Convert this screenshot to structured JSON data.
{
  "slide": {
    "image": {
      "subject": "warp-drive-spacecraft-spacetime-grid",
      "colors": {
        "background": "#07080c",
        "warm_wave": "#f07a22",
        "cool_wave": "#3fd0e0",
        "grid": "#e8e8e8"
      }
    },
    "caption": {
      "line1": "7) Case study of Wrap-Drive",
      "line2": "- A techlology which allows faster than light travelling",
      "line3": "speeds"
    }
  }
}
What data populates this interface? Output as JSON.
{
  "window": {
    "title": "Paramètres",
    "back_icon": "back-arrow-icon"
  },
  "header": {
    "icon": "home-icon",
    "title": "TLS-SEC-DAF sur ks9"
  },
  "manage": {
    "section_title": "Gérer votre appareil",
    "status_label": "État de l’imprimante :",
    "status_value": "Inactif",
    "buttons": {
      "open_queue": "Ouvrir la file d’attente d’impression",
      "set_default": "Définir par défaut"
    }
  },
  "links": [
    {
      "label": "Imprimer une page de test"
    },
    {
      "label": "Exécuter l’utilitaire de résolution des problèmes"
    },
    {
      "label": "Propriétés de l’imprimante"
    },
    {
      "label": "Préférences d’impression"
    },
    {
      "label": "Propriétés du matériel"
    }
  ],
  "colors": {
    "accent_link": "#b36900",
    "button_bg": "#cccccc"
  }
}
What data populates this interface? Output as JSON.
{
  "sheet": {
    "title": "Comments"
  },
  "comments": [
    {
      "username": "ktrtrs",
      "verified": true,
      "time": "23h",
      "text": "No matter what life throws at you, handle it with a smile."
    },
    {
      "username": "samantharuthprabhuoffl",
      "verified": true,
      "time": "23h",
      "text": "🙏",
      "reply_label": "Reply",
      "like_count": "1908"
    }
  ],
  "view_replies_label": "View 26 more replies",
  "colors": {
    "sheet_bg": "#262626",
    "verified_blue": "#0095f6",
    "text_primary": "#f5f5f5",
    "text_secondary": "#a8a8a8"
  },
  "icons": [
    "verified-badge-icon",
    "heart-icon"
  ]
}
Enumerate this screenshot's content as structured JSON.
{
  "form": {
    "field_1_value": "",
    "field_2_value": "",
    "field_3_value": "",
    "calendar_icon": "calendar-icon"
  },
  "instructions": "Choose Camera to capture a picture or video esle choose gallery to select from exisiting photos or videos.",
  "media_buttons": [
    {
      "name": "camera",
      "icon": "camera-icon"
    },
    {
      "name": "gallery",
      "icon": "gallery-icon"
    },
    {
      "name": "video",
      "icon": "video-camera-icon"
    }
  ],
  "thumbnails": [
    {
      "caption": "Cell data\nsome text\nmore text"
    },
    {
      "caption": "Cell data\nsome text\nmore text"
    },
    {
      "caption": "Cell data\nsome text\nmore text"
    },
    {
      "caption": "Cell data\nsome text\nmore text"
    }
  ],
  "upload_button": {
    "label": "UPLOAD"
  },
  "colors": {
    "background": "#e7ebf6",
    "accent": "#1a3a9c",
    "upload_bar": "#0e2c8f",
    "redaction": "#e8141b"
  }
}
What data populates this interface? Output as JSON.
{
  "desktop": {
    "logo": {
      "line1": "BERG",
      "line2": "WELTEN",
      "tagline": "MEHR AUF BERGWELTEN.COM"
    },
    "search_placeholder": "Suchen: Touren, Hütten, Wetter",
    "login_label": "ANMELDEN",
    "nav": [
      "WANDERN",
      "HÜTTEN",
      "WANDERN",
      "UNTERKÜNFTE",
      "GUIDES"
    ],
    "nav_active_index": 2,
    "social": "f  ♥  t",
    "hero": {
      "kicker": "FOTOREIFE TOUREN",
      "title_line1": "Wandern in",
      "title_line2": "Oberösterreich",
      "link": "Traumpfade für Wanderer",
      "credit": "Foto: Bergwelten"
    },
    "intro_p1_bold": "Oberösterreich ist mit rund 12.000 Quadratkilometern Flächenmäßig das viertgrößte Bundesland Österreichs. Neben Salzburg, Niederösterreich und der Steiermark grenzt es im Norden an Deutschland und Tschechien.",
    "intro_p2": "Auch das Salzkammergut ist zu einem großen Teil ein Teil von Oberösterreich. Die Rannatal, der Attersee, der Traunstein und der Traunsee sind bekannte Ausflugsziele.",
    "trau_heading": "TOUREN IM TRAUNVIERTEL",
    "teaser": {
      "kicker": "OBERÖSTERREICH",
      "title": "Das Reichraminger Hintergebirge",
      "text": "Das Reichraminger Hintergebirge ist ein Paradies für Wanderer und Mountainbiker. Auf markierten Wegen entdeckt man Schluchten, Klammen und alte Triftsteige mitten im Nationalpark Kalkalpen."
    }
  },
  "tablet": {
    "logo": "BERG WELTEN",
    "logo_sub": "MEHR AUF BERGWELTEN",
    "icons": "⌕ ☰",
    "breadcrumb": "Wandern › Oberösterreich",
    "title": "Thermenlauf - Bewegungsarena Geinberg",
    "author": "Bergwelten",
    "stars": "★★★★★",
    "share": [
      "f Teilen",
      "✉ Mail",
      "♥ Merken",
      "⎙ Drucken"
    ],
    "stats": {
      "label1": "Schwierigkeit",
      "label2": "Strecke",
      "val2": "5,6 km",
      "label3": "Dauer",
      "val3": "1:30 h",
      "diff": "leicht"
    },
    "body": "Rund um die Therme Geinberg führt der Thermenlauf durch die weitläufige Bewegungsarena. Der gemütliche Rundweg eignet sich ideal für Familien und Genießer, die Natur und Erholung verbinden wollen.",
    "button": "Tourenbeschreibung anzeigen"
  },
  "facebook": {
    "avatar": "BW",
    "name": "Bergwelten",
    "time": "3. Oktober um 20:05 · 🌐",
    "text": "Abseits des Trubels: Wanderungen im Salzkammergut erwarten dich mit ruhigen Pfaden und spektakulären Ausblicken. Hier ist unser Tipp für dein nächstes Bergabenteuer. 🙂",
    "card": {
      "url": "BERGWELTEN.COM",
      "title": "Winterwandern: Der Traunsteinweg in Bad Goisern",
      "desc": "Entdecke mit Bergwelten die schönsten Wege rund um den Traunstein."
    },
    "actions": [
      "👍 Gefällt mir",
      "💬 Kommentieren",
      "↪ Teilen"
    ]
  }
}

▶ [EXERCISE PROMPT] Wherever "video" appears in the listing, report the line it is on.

▶ [ANSWER AREA]
  "instructions": "Choose Camera to capture a picture or video esle choose gallery to select from exisiting photos or videos.",
      "name": "video",
      "icon": "video-camera-icon"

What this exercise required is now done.